regarding the true extent of the pain alleged by the claimant.” Marcus v. Califano, 615 F.2d
23, 27 (2d Cir.1979). And a claimant's testimony is only credited “to the extent that alleged
limitations can reasonably be accepted as consistent with the objective medical evidence
and other evidence.” 20 CFR § 404.1529(c)(4). The ALJ heeded those maxims.
Finally, Meidenbauer argues that due to the ALJ’s errors, the vocational
assessment, which was predicated on the RFC, was also in error. But because this Court
has found that the ALJ committed no error in rendering the RFC, it finds, as a corollary,
that the vocational assessment was also sound.
Accordingly, having found ALJ Pillion’s opinion to be supported by substantial
evidence and devoid of reversible error, Meidenbauer’s motion for judgment on the
pleadings is denied and the Commissioner’s motion is granted.
IT HEREBY IS ORDERED, that Defendant’s Motion for Judgment on the Pleadings
(Docket No. 8) is GRANTED.
FURTHER, that Plaintiff’s Motion for Judgment on the Pleadings (Docket No. 11)
FURTHER, that the Clerk of the Court shall close this case.
Dated: November 12, 2012
Buffalo, New York
/s/William M . Skretny
WILLIAM M. SKRETNY
United States District Court
Disclaimer: Justia Dockets & Filings provides public litigation records from the federal appellate and district courts.

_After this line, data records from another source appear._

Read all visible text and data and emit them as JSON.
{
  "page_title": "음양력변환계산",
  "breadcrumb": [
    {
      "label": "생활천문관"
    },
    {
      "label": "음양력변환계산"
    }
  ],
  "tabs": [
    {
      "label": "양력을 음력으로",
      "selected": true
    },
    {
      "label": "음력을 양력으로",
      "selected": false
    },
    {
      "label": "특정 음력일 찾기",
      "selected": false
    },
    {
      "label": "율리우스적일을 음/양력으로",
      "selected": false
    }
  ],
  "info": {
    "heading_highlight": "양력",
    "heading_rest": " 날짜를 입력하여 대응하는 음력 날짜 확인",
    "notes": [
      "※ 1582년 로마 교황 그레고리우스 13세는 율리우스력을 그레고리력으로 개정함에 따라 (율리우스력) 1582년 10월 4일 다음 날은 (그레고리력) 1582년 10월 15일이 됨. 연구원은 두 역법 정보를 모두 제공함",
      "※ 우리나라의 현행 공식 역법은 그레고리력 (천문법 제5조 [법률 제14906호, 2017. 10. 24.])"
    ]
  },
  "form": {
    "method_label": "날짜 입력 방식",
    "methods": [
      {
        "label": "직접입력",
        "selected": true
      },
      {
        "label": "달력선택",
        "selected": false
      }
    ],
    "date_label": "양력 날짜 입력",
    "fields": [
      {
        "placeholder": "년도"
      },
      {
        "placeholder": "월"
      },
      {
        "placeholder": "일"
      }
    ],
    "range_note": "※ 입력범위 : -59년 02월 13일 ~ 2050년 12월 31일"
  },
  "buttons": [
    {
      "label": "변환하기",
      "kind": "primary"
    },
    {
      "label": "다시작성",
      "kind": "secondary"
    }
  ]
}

These filings and docket sheets should not be considered findings of fact or liability, nor do they necessarily reflect the view of Justia.
Why Is My Information Online?